While some Earth Day activities are on hold, the DEC has provided fun ideas to commemorate the holiday:
Start a nature journal: Spring is the perfect time to take notice – and document – blooming flowers, flying birds, and more. Spend time in your backyard, take a walk around the block, and pay attention to what you see. Look back on your entries from time to time to observe how much has changed.
Get the kids involved: Make a toad abode, participate in a Google Earth scavenger hunt, and check out more easy and quick family activities.
Take action at home: Check out Earth Challenge 2020, a community science app that allows you to track plastic pollution and local air quality just by taking photos.
Make a resolution: Have you ever thought about creating your own compost or switching to energy-efficient light bulbs? Now is the time to set a goal towards a greener household – and planet.
Share it all: Post a picture of your Earth Day activity or share an old photo from a favorite spot in the state on social media with #EarthDay50 and #DEC50.
Trail Conditions & Social Distancing While Hiking
If you do choose to explore a trail close to home keep in mind that it’s still mud season. Trails are a mix of mud, ice, and snow. Mud and ice are present at low to moderate elevations, with ice and deep snow at higher elevations. Trail crampons should be carried on all hikes and snowshoes should be carried on high elevation hikes.

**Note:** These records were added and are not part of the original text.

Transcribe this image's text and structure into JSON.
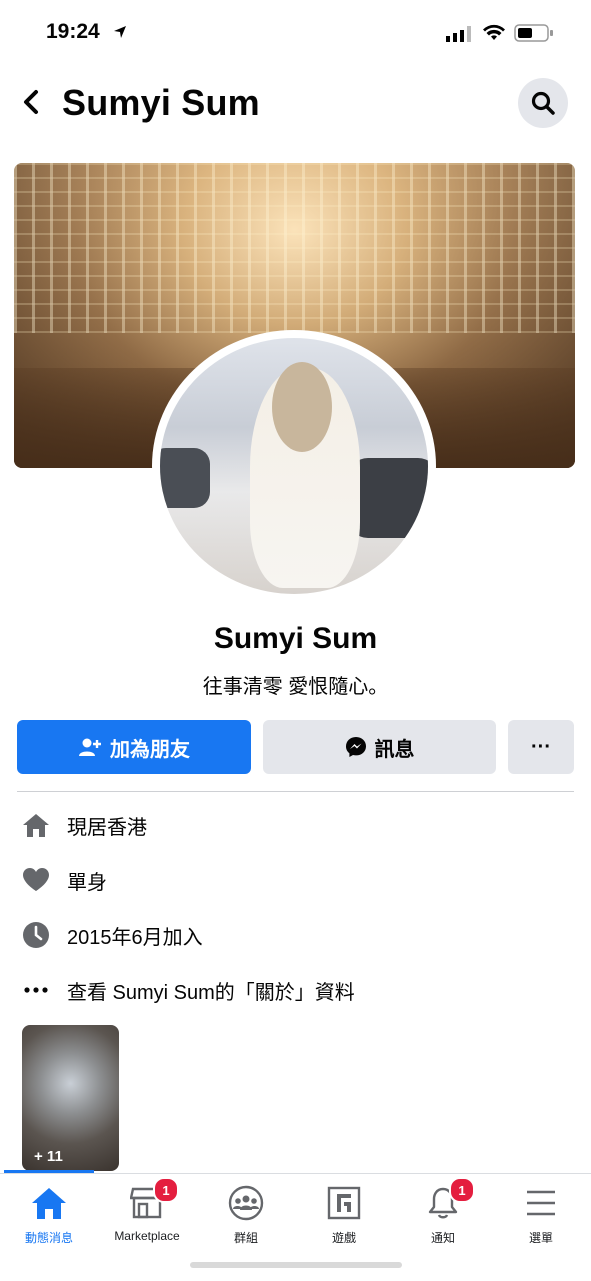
{
  "status_bar": {
    "time": "19:24"
  },
  "header": {
    "title": "Sumyi Sum"
  },
  "profile": {
    "name": "Sumyi Sum",
    "bio": "往事清零 愛恨隨心。"
  },
  "actions": {
    "add_friend": "加為朋友",
    "message": "訊息",
    "more": "···"
  },
  "details": [
    {
      "icon": "home-icon",
      "text": "現居香港"
    },
    {
      "icon": "heart-icon",
      "text": "單身"
    },
    {
      "icon": "clock-icon",
      "text": "2015年6月加入"
    },
    {
      "icon": "more-dots-icon",
      "text": "查看 Sumyi Sum的「關於」資料"
    }
  ],
  "photos": {
    "count_label": "+ 11"
  },
  "nav": [
    {
      "label": "動態消息",
      "icon": "home-icon",
      "active": true
    },
    {
      "label": "Marketplace",
      "icon": "marketplace-icon",
      "badge": "1"
    },
    {
      "label": "群組",
      "icon": "groups-icon"
    },
    {
      "label": "遊戲",
      "icon": "gaming-icon"
    },
    {
      "label": "通知",
      "icon": "bell-icon",
      "badge": "1"
    },
    {
      "label": "選單",
      "icon": "menu-icon"
    }
  ],
  "colors": {
    "accent": "#1877f2",
    "badge": "#e41e3f",
    "button_gray": "#e4e6eb"
  }
}
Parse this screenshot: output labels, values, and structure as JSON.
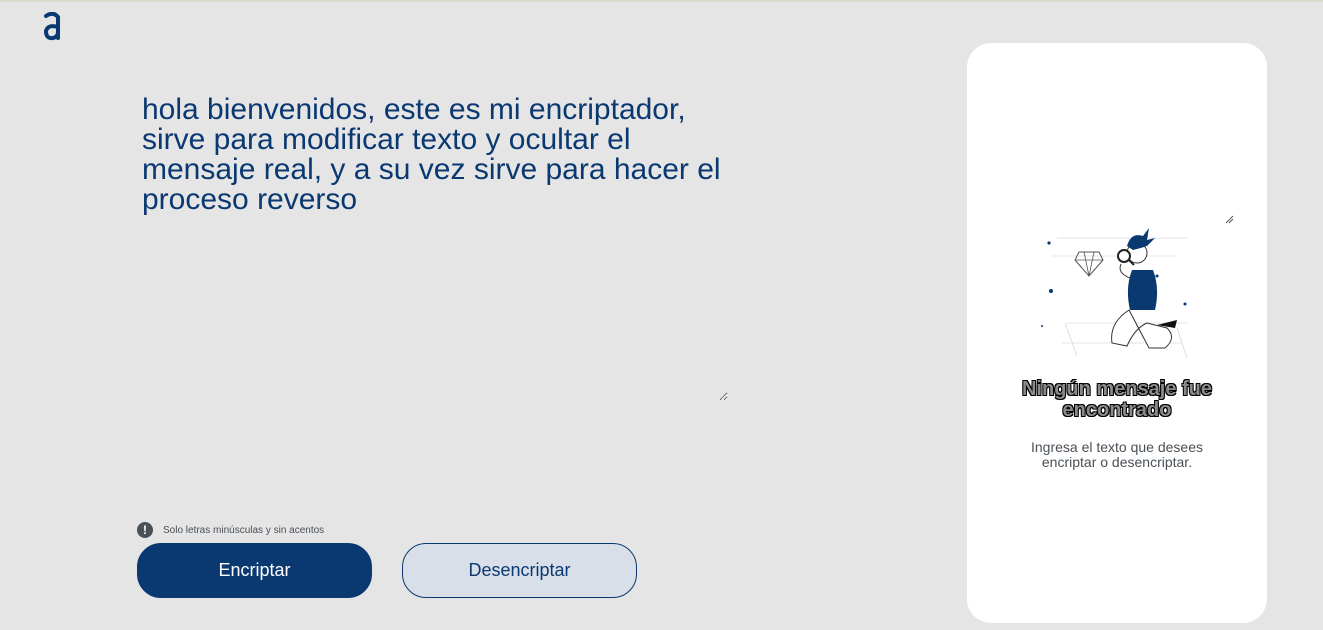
{
  "logo": {
    "icon": "alura-logo-icon"
  },
  "editor": {
    "text": "hola bienvenidos, este es mi encriptador, sirve para modificar texto y ocultar el mensaje real, y a su vez sirve para hacer el proceso reverso"
  },
  "hint": {
    "icon": "exclamation-icon",
    "text": "Solo letras minúsculas y sin acentos"
  },
  "buttons": {
    "encrypt": "Encriptar",
    "decrypt": "Desencriptar"
  },
  "output": {
    "title": "Ningún mensaje fue encontrado",
    "subtitle": "Ingresa el texto que desees encriptar o desencriptar."
  },
  "colors": {
    "primary": "#0a3871",
    "secondary_bg": "#d8dfe8",
    "page_bg": "#e5e5e5"
  }
}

Ice is thin if present at all. No ice should be considered safe at this time. Water levels in streams and rivers are high, currents are swift, and water temperatures are extremely cold.
Continue to practice social distancing while hiking or recreating outdoors, including only going out with immediate household members and only having one person per group registering at trailheads (and bring your own pen).
Closures & Restrictions to be Aware Of
DEC’s Otter Creek Horse Trail Facility is temporarily closed to overnight camping. Day-use is still allowed, but water and restroom facilities are not available.
The Adirondack Mountain Reserve (Ausable Club) has reduced the parking capacity on its lot near the intersection of Ausable Road and State Route 73 to a maximum of 28 vehicles. Parking is not permitted along Ausable Road, on Ausable Club lands, or along the nearby stretches of State Route 73.
Adirondack Mountain Club’s High Peaks Information Center will remain closed through May 14. Parking at the Adirondack Loj Trailhead remains open to the public for a fee. The restrooms on the back porch of the center are also open.
Whiteface Mountain Ski Area is closed to public access. This blocks public access to Bear Den Mountain Trailhead and Trail.
DEC-controlled fire towers are closed to the public. Trails and summits remain open.
DEC and municipal seasonal access roads are closed for spring mud season.
All DEC campgrounds are closed at this time, including campsites, bathrooms, playgrounds, pavilions, picnic sites, beaches, and other day use areas and facilities. The public may enter DEC campgrounds to access trails on the Forest Preserve or to walk or bike on the campground roadways. Motor and motorized vehicles cannot enter DEC campgrounds.
Indoor facilities like nature centers, environmental education centers, visitors centers, and historic houses are closed to the public until further notice.
Golf courses are also closed.